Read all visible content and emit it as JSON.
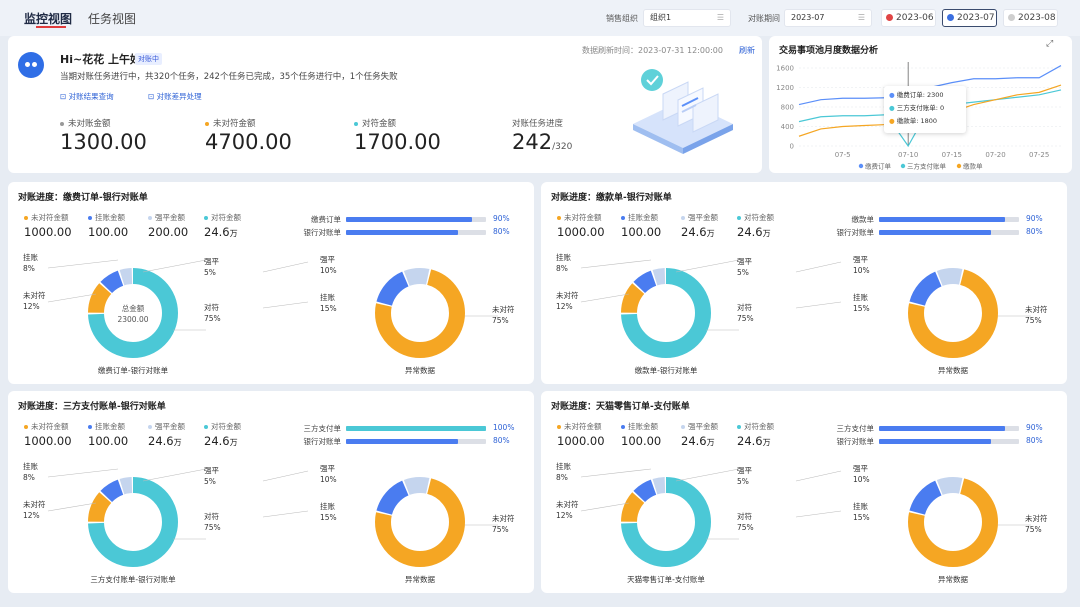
{
  "nav": {
    "tabs": [
      {
        "label": "监控视图"
      },
      {
        "label": "任务视图"
      }
    ]
  },
  "filters": {
    "org_label": "销售组织",
    "org_value": "组织1",
    "period_label": "对账期间",
    "period_value": "2023-07",
    "periods": [
      {
        "label": "2023-06",
        "color": "#e04545"
      },
      {
        "label": "2023-07",
        "color": "#3b6fe0"
      },
      {
        "label": "2023-08",
        "color": "#cfcfcf"
      }
    ]
  },
  "header": {
    "greeting": "Hi~花花 上午好",
    "badge": "对账中",
    "summary": "当期对账任务进行中，共320个任务，242个任务已完成，35个任务进行中，1个任务失败",
    "link_result": "对账结果查询",
    "link_diff": "对账差异处理",
    "refresh_text": "数据刷新时间：2023-07-31 12:00:00",
    "refresh_link": "刷新",
    "stats": [
      {
        "label": "未对账金额",
        "value": "1300.00",
        "color": "#999999"
      },
      {
        "label": "未对符金额",
        "value": "4700.00",
        "color": "#f5a623"
      },
      {
        "label": "对符金额",
        "value": "1700.00",
        "color": "#4bc8d6"
      }
    ],
    "progress": {
      "label": "对账任务进度",
      "value": "242",
      "total": "/320"
    }
  },
  "trend": {
    "title": "交易事项池月度数据分析",
    "tooltip": [
      {
        "name": "缴费订单",
        "value": "2300",
        "color": "#5b8ff9"
      },
      {
        "name": "三方支付账单",
        "value": "0",
        "color": "#4bc8d6"
      },
      {
        "name": "缴款单",
        "value": "1800",
        "color": "#f5a623"
      }
    ]
  },
  "chart_data": {
    "type": "line",
    "x": [
      "07-1",
      "07-3",
      "07-5",
      "07-7",
      "07-9",
      "07-10",
      "07-12",
      "07-15",
      "07-18",
      "07-20",
      "07-23",
      "07-25",
      "07-28"
    ],
    "x_tick_labels": [
      "07-5",
      "07-10",
      "07-15",
      "07-20",
      "07-25"
    ],
    "ylim": [
      0,
      1600
    ],
    "y_ticks": [
      0,
      400,
      800,
      1200,
      1600
    ],
    "grid": true,
    "legend": "bottom",
    "series": [
      {
        "name": "缴费订单",
        "color": "#5b8ff9",
        "values": [
          850,
          950,
          980,
          980,
          990,
          990,
          1200,
          1300,
          1380,
          1380,
          1400,
          1400,
          1650
        ]
      },
      {
        "name": "三方支付账单",
        "color": "#4bc8d6",
        "values": [
          500,
          600,
          620,
          620,
          640,
          0,
          800,
          850,
          900,
          950,
          1000,
          1050,
          1150
        ]
      },
      {
        "name": "缴款单",
        "color": "#f5a623",
        "values": [
          200,
          350,
          400,
          420,
          440,
          450,
          500,
          700,
          850,
          950,
          1050,
          1100,
          1250
        ]
      }
    ]
  },
  "panels": [
    {
      "title": "对账进度：缴费订单-银行对账单",
      "metrics": [
        {
          "label": "未对符金额",
          "value": "1000.00",
          "unit": "",
          "color": "#f5a623"
        },
        {
          "label": "挂账金额",
          "value": "100.00",
          "unit": "",
          "color": "#4a7cf0"
        },
        {
          "label": "强平金额",
          "value": "200.00",
          "unit": "",
          "color": "#c5d5ee"
        },
        {
          "label": "对符金额",
          "value": "24.6",
          "unit": "万",
          "color": "#4bc8d6"
        }
      ],
      "bars": [
        {
          "label": "缴费订单",
          "percent": 90,
          "percent_label": "90%",
          "color": "#4a7cf0"
        },
        {
          "label": "银行对账单",
          "percent": 80,
          "percent_label": "80%",
          "color": "#4a7cf0"
        }
      ],
      "pie1": {
        "caption": "缴费订单-银行对账单",
        "center_label": "总金额",
        "center_value": "2300.00",
        "slices": [
          {
            "name": "对符",
            "percent": 75,
            "label": "75%",
            "color": "#4bc8d6"
          },
          {
            "name": "未对符",
            "percent": 12,
            "label": "12%",
            "color": "#f5a623"
          },
          {
            "name": "挂账",
            "percent": 8,
            "label": "8%",
            "color": "#4a7cf0"
          },
          {
            "name": "强平",
            "percent": 5,
            "label": "5%",
            "color": "#c5d5ee"
          }
        ]
      },
      "pie2": {
        "caption": "异常数据",
        "slices": [
          {
            "name": "未对符",
            "percent": 75,
            "label": "75%",
            "color": "#f5a623"
          },
          {
            "name": "挂账",
            "percent": 15,
            "label": "15%",
            "color": "#4a7cf0"
          },
          {
            "name": "强平",
            "percent": 10,
            "label": "10%",
            "color": "#c5d5ee"
          }
        ]
      }
    },
    {
      "title": "对账进度：缴款单-银行对账单",
      "metrics": [
        {
          "label": "未对符金额",
          "value": "1000.00",
          "unit": "",
          "color": "#f5a623"
        },
        {
          "label": "挂账金额",
          "value": "100.00",
          "unit": "",
          "color": "#4a7cf0"
        },
        {
          "label": "强平金额",
          "value": "24.6",
          "unit": "万",
          "color": "#c5d5ee"
        },
        {
          "label": "对符金额",
          "value": "24.6",
          "unit": "万",
          "color": "#4bc8d6"
        }
      ],
      "bars": [
        {
          "label": "缴款单",
          "percent": 90,
          "percent_label": "90%",
          "color": "#4a7cf0"
        },
        {
          "label": "银行对账单",
          "percent": 80,
          "percent_label": "80%",
          "color": "#4a7cf0"
        }
      ],
      "pie1": {
        "caption": "缴款单-银行对账单",
        "center_label": "",
        "center_value": "",
        "slices": [
          {
            "name": "对符",
            "percent": 75,
            "label": "75%",
            "color": "#4bc8d6"
          },
          {
            "name": "未对符",
            "percent": 12,
            "label": "12%",
            "color": "#f5a623"
          },
          {
            "name": "挂账",
            "percent": 8,
            "label": "8%",
            "color": "#4a7cf0"
          },
          {
            "name": "强平",
            "percent": 5,
            "label": "5%",
            "color": "#c5d5ee"
          }
        ]
      },
      "pie2": {
        "caption": "异常数据",
        "slices": [
          {
            "name": "未对符",
            "percent": 75,
            "label": "75%",
            "color": "#f5a623"
          },
          {
            "name": "挂账",
            "percent": 15,
            "label": "15%",
            "color": "#4a7cf0"
          },
          {
            "name": "强平",
            "percent": 10,
            "label": "10%",
            "color": "#c5d5ee"
          }
        ]
      }
    },
    {
      "title": "对账进度：三方支付账单-银行对账单",
      "metrics": [
        {
          "label": "未对符金额",
          "value": "1000.00",
          "unit": "",
          "color": "#f5a623"
        },
        {
          "label": "挂账金额",
          "value": "100.00",
          "unit": "",
          "color": "#4a7cf0"
        },
        {
          "label": "强平金额",
          "value": "24.6",
          "unit": "万",
          "color": "#c5d5ee"
        },
        {
          "label": "对符金额",
          "value": "24.6",
          "unit": "万",
          "color": "#4bc8d6"
        }
      ],
      "bars": [
        {
          "label": "三方支付单",
          "percent": 100,
          "percent_label": "100%",
          "color": "#4bc8d6"
        },
        {
          "label": "银行对账单",
          "percent": 80,
          "percent_label": "80%",
          "color": "#4a7cf0"
        }
      ],
      "pie1": {
        "caption": "三方支付账单-银行对账单",
        "center_label": "",
        "center_value": "",
        "slices": [
          {
            "name": "对符",
            "percent": 75,
            "label": "75%",
            "color": "#4bc8d6"
          },
          {
            "name": "未对符",
            "percent": 12,
            "label": "12%",
            "color": "#f5a623"
          },
          {
            "name": "挂账",
            "percent": 8,
            "label": "8%",
            "color": "#4a7cf0"
          },
          {
            "name": "强平",
            "percent": 5,
            "label": "5%",
            "color": "#c5d5ee"
          }
        ]
      },
      "pie2": {
        "caption": "异常数据",
        "slices": [
          {
            "name": "未对符",
            "percent": 75,
            "label": "75%",
            "color": "#f5a623"
          },
          {
            "name": "挂账",
            "percent": 15,
            "label": "15%",
            "color": "#4a7cf0"
          },
          {
            "name": "强平",
            "percent": 10,
            "label": "10%",
            "color": "#c5d5ee"
          }
        ]
      }
    },
    {
      "title": "对账进度：天猫零售订单-支付账单",
      "metrics": [
        {
          "label": "未对符金额",
          "value": "1000.00",
          "unit": "",
          "color": "#f5a623"
        },
        {
          "label": "挂账金额",
          "value": "100.00",
          "unit": "",
          "color": "#4a7cf0"
        },
        {
          "label": "强平金额",
          "value": "24.6",
          "unit": "万",
          "color": "#c5d5ee"
        },
        {
          "label": "对符金额",
          "value": "24.6",
          "unit": "万",
          "color": "#4bc8d6"
        }
      ],
      "bars": [
        {
          "label": "三方支付单",
          "percent": 90,
          "percent_label": "90%",
          "color": "#4a7cf0"
        },
        {
          "label": "银行对账单",
          "percent": 80,
          "percent_label": "80%",
          "color": "#4a7cf0"
        }
      ],
      "pie1": {
        "caption": "天猫零售订单-支付账单",
        "center_label": "",
        "center_value": "",
        "slices": [
          {
            "name": "对符",
            "percent": 75,
            "label": "75%",
            "color": "#4bc8d6"
          },
          {
            "name": "未对符",
            "percent": 12,
            "label": "12%",
            "color": "#f5a623"
          },
          {
            "name": "挂账",
            "percent": 8,
            "label": "8%",
            "color": "#4a7cf0"
          },
          {
            "name": "强平",
            "percent": 5,
            "label": "5%",
            "color": "#c5d5ee"
          }
        ]
      },
      "pie2": {
        "caption": "异常数据",
        "slices": [
          {
            "name": "未对符",
            "percent": 75,
            "label": "75%",
            "color": "#f5a623"
          },
          {
            "name": "挂账",
            "percent": 15,
            "label": "15%",
            "color": "#4a7cf0"
          },
          {
            "name": "强平",
            "percent": 10,
            "label": "10%",
            "color": "#c5d5ee"
          }
        ]
      }
    }
  ]
}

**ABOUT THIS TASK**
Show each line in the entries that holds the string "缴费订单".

**REPLY TO THE EXERCISE**
        "name": "缴费订单",
        "name": "缴费订单",
      "title": "对账进度：缴费订单-银行对账单",
          "label": "缴费订单",
        "caption": "缴费订单-银行对账单",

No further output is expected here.